WORK TO COMPLETE: Among the entries below, find the lines holding "Ruri" and copy them.

======== DATASET EXCERPTS

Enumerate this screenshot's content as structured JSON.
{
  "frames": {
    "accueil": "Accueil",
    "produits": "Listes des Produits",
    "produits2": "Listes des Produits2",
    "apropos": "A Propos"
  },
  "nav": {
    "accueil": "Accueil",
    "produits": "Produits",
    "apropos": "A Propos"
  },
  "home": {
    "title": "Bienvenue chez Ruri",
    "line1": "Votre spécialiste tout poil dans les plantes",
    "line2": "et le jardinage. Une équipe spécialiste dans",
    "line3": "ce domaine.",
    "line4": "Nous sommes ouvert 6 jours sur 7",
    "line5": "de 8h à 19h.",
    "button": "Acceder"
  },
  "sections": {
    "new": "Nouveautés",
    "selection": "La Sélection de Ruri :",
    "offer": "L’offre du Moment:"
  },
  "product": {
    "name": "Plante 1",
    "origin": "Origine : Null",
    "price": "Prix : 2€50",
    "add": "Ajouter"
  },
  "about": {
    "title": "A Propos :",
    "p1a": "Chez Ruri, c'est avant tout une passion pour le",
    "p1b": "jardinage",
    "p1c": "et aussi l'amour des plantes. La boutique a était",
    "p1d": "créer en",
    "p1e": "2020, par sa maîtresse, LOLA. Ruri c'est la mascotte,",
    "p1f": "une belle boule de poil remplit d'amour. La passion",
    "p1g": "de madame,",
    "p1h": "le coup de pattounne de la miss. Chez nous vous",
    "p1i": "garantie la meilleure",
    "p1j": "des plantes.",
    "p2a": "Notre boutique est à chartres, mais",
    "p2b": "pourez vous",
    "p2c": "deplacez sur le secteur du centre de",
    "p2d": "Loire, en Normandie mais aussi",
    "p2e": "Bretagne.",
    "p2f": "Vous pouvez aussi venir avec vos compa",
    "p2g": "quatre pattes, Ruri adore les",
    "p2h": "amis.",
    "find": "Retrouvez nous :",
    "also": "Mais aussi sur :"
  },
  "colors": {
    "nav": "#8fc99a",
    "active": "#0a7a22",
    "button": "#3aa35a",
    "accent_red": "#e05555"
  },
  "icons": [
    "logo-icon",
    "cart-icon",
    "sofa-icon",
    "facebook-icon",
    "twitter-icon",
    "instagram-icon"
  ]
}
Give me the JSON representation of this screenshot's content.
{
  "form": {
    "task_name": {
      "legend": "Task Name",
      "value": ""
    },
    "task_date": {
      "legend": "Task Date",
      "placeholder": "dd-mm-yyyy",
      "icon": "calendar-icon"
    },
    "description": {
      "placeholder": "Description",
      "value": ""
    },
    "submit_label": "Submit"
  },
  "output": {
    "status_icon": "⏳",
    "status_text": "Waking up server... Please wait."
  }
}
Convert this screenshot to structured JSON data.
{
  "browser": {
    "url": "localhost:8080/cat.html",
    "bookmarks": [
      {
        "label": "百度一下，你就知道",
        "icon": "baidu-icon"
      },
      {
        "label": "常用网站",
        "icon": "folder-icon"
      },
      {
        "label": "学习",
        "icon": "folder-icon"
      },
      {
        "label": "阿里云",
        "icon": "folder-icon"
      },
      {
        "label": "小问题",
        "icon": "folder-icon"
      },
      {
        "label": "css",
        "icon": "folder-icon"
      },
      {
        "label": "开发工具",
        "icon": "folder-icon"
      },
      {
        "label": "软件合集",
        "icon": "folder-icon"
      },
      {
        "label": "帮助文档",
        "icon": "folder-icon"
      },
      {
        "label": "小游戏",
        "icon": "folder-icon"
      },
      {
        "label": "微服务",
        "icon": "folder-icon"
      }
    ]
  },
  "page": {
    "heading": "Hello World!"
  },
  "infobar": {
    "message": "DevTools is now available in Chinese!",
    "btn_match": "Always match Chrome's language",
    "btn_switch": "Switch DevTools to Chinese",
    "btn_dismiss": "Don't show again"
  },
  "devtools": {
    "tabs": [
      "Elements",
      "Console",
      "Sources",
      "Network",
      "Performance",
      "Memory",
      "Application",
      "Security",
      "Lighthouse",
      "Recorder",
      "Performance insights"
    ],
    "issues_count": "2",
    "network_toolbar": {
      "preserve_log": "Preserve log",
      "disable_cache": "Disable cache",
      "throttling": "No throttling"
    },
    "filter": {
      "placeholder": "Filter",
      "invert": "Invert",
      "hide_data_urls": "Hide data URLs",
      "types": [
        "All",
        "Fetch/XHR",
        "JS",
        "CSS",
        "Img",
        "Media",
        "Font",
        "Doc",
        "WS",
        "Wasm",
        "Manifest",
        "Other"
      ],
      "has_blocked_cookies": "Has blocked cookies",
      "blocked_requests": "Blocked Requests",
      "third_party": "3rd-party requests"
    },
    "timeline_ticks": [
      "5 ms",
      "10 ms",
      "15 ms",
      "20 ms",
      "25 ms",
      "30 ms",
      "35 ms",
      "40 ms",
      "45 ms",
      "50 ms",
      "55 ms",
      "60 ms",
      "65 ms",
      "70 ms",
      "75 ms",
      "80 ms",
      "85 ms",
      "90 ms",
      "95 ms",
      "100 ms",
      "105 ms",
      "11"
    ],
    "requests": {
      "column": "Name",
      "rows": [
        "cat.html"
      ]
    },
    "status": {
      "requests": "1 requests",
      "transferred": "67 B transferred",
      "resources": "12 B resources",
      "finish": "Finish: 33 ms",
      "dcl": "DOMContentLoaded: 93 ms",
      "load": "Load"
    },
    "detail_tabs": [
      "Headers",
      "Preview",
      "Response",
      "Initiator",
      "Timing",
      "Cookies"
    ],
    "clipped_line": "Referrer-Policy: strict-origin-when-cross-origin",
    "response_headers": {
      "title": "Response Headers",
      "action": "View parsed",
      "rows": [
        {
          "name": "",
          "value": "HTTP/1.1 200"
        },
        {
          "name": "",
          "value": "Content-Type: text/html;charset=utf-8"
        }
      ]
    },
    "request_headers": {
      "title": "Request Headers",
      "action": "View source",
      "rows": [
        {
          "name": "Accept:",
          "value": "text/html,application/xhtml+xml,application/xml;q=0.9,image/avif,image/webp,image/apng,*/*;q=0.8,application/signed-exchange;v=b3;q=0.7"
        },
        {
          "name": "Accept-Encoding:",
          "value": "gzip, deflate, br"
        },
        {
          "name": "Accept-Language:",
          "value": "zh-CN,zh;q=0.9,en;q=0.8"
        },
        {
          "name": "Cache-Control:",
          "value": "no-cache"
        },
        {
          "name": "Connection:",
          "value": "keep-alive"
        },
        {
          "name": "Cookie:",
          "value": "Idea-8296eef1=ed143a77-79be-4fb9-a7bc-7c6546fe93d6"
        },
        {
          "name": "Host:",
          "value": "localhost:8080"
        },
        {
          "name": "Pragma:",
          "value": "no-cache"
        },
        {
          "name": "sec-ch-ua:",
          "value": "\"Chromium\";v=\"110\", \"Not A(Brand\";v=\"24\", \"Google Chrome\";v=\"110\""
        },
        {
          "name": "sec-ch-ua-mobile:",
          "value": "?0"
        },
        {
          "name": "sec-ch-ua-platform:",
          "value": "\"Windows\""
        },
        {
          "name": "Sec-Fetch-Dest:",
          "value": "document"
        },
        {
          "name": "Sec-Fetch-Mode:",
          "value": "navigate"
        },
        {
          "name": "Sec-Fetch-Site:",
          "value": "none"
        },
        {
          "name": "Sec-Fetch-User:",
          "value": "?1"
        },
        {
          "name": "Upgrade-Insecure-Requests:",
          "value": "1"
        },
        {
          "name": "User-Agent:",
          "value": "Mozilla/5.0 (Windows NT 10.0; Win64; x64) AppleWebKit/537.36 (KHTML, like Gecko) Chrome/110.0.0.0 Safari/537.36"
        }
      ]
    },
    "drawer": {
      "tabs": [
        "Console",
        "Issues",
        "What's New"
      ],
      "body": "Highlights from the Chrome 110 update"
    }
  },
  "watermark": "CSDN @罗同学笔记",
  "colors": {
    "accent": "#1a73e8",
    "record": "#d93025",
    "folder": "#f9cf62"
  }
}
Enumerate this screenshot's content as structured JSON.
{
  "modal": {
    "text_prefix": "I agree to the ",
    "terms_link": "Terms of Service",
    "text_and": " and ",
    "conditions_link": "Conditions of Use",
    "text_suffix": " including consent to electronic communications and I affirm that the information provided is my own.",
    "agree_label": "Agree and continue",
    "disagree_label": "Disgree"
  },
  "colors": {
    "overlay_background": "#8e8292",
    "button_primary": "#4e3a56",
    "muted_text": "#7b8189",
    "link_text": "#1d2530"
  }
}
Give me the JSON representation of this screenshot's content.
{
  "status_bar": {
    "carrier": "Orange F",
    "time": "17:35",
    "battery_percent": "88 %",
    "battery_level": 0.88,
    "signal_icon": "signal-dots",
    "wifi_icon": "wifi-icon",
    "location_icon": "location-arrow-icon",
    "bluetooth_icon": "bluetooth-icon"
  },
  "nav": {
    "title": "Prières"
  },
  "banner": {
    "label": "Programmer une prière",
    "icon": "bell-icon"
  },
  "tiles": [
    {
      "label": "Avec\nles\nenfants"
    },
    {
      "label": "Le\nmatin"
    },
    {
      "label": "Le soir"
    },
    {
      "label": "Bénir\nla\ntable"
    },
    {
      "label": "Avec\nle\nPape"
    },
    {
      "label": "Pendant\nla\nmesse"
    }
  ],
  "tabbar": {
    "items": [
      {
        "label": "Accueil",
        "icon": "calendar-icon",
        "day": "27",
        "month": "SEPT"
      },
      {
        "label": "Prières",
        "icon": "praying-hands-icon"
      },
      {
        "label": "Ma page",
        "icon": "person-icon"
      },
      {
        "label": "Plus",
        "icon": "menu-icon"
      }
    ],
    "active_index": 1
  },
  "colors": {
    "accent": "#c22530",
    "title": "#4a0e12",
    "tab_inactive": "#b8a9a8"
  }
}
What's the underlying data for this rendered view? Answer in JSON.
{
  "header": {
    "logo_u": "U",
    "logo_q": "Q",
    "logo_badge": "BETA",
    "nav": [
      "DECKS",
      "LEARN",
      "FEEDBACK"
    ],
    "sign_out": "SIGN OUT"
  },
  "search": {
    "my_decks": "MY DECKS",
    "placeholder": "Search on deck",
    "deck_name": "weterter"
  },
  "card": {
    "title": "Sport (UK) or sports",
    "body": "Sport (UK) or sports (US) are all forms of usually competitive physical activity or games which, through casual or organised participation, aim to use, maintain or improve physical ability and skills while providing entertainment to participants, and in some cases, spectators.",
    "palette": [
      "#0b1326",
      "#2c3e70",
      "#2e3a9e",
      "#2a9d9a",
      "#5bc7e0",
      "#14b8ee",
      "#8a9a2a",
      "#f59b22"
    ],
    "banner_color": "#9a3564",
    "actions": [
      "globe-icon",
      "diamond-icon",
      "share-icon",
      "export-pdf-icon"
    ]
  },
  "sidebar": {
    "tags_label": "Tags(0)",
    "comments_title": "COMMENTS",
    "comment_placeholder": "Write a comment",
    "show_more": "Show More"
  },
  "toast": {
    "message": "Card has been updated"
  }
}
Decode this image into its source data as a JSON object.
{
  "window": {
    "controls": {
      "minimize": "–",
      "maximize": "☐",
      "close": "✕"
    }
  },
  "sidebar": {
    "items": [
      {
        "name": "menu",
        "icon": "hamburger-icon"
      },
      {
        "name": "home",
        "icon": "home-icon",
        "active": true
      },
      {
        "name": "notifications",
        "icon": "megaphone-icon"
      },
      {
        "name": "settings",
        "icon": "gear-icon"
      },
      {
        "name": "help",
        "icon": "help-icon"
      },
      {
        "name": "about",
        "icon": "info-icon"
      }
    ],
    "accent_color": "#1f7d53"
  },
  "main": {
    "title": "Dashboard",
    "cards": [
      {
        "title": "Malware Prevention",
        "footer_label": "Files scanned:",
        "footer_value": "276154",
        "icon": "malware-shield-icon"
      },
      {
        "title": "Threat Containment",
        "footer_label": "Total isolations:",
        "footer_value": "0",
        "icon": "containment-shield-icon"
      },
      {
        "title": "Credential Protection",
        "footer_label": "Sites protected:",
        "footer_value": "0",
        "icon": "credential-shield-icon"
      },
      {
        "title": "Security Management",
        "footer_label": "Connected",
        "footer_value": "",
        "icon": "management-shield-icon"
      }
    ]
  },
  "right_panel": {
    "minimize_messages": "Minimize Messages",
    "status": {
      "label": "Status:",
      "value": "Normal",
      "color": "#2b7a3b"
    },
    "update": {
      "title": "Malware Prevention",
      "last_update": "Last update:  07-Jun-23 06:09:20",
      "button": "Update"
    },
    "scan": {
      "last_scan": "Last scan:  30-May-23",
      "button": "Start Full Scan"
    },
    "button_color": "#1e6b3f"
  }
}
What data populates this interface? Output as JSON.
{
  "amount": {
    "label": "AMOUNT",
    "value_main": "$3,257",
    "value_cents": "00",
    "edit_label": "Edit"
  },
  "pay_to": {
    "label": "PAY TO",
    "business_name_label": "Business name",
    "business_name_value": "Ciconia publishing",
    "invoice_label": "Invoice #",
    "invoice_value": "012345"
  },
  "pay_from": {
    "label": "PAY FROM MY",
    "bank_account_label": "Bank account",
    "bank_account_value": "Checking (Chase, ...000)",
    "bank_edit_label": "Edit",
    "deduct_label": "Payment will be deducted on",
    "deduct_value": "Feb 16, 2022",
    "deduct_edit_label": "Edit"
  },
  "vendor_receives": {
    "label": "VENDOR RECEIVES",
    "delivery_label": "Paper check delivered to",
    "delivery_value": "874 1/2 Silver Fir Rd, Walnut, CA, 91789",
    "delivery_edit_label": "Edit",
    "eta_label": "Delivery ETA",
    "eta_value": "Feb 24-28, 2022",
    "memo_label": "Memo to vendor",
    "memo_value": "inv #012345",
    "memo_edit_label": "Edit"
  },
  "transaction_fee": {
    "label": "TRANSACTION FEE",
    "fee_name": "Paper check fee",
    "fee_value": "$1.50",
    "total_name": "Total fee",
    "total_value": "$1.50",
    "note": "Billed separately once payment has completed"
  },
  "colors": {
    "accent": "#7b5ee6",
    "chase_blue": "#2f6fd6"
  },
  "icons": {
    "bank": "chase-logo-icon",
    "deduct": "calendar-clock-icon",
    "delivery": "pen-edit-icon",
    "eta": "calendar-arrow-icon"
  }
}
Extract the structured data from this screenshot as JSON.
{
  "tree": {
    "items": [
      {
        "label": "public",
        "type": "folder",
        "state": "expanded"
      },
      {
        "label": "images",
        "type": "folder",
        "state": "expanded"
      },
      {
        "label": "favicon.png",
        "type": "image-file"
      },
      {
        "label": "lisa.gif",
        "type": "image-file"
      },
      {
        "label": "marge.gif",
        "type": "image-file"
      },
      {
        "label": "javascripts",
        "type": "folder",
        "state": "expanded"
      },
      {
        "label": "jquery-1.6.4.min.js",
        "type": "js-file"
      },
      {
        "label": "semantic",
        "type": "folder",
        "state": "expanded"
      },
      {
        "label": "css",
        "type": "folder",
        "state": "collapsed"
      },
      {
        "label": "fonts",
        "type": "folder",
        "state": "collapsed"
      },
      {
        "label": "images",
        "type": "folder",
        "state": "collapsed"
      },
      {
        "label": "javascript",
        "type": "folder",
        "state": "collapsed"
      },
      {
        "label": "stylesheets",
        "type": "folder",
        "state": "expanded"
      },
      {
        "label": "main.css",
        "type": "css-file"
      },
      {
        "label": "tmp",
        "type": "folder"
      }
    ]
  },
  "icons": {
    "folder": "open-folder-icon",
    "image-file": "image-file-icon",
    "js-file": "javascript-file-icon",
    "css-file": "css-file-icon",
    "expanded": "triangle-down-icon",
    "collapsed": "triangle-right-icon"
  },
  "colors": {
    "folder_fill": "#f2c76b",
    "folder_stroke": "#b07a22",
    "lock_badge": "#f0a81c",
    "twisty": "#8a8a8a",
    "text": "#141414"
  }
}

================

RESULT:
    "title": "Bienvenue chez Ruri",
    "selection": "La Sélection de Ruri :",
    "p1a": "Chez Ruri, c'est avant tout une passion pour le",
    "p1e": "2020, par sa maîtresse, LOLA. Ruri c'est la mascotte,",
    "p2g": "quatre pattes, Ruri adore les",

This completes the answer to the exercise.